HCM and HRM are people-centric, data-powered solutions that can help define and deploy new workforce strategies effectively.
However, there are some key distinctions between the two.
HCM is about optimising the economic value that employees bring to an organisation.
It invests in employees through training, education, and enhanced benefits.
On the other hand, HRM is about managing the process of recruiting, hiring, and developing employees.
It focuses on creating a streamlined recruiting process that helps the company find the best people for open roles.
There is a strong relationship between human capital and economic growth.
Investing in human capital, such as providing opportunities for education and training, can lead to improved productivity and profitability, both for the individual organisation and the economy.
Governments recognise this relationship and often provide higher education at little or no cost, with the understanding that a more educated workforce will lead to increased economic growth.
The idea of human capital can be traced back to the 18th century, with classical economist Adam Smith proposing that improving human capital through training and education leads to a more profitable enterprise.
On the other hand, the concept of human resources is a more recent development, emerging in the 1960s.

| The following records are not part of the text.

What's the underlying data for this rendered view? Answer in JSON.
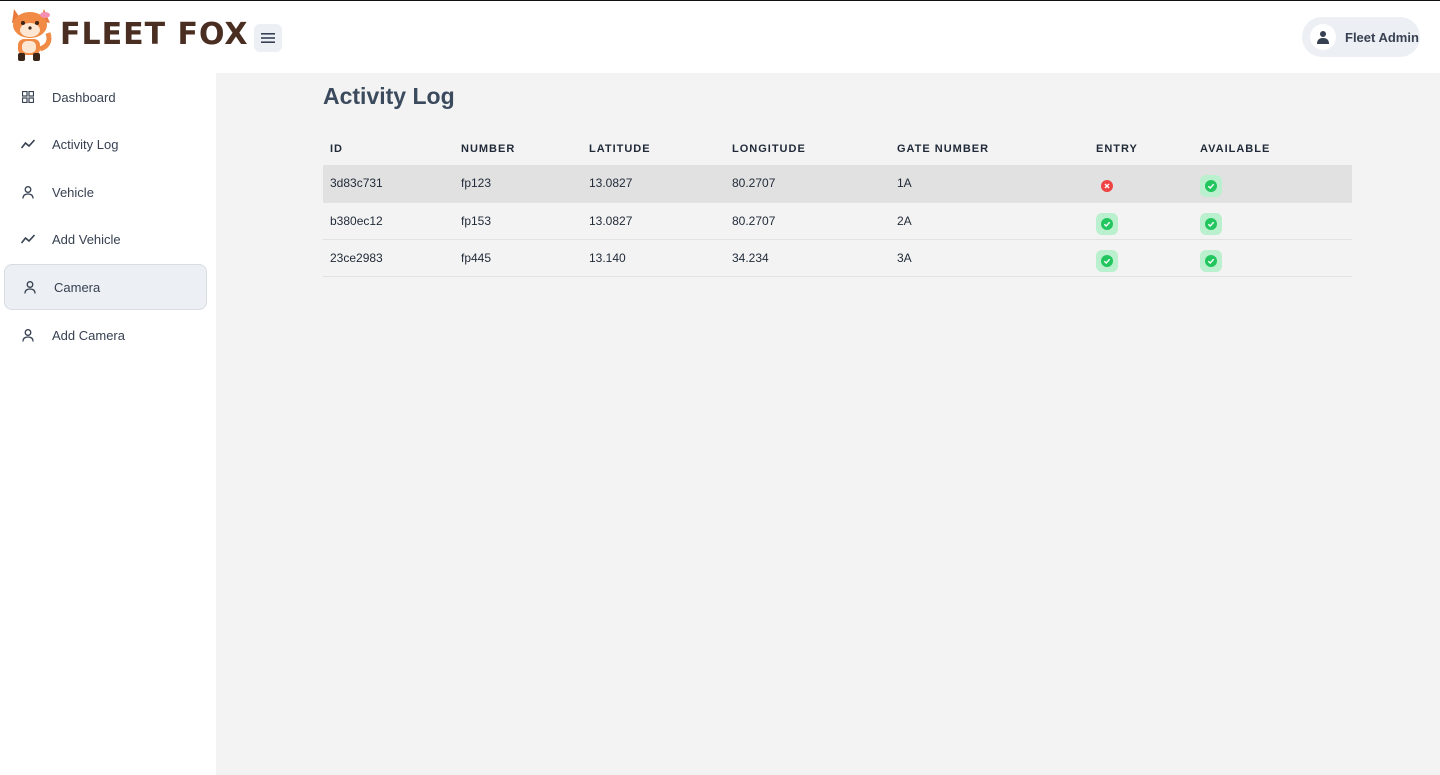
{
  "app": {
    "brand": "FLEET FOX"
  },
  "header": {
    "user_name": "Fleet Admin"
  },
  "sidebar": {
    "items": [
      {
        "label": "Dashboard",
        "icon": "grid-icon",
        "active": false
      },
      {
        "label": "Activity Log",
        "icon": "trend-icon",
        "active": false
      },
      {
        "label": "Vehicle",
        "icon": "user-icon",
        "active": false
      },
      {
        "label": "Add Vehicle",
        "icon": "trend-icon",
        "active": false
      },
      {
        "label": "Camera",
        "icon": "user-icon",
        "active": true
      },
      {
        "label": "Add Camera",
        "icon": "user-icon",
        "active": false
      }
    ]
  },
  "main": {
    "title": "Activity Log",
    "columns": [
      "ID",
      "NUMBER",
      "LATITUDE",
      "LONGITUDE",
      "GATE NUMBER",
      "ENTRY",
      "AVAILABLE"
    ],
    "rows": [
      {
        "id": "3d83c731",
        "number": "fp123",
        "latitude": "13.0827",
        "longitude": "80.2707",
        "gate": "1A",
        "entry": false,
        "available": true
      },
      {
        "id": "b380ec12",
        "number": "fp153",
        "latitude": "13.0827",
        "longitude": "80.2707",
        "gate": "2A",
        "entry": true,
        "available": true
      },
      {
        "id": "23ce2983",
        "number": "fp445",
        "latitude": "13.140",
        "longitude": "34.234",
        "gate": "3A",
        "entry": true,
        "available": true
      }
    ]
  },
  "colors": {
    "success": "#22c55e",
    "danger": "#ef4444",
    "main_bg": "#f3f3f3"
  }
}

It represents the evolution of the traditional personnel management function, emphasising the strategic management of the workforce.
In today's dynamic business environment, human capital and human resources concepts are continually evolving.
Organisations are increasingly recognising the value of their employees, not just as resources to be managed but as capital to be invested in.
This shift in mindset has significant implications for HR practices, with a greater focus on employee development, engagement, and well-being.
As companies navigate the complexities of the modern workplace, the strategic management of human capital and human resources will be critical to their success.
Human resources and human capital are integral parts of any successful business strategy.
Understanding the differences and similarities between these two concepts can provide valuable insights for business leaders and HR professionals.
While human capital focuses on the value that individuals bring to an organisation, human resources is about managing the processes and systems that enable employees to contribute this value effectively.
Businesses can foster a more engaged, productive, and successful workforce by leveraging human capital and human resources.
Ultimately, the key to successful human capital and resource management lies in recognising each individual's unique strengths and potential within the organisation and creating an environment where these can be nurtured and utilised to their fullest potential.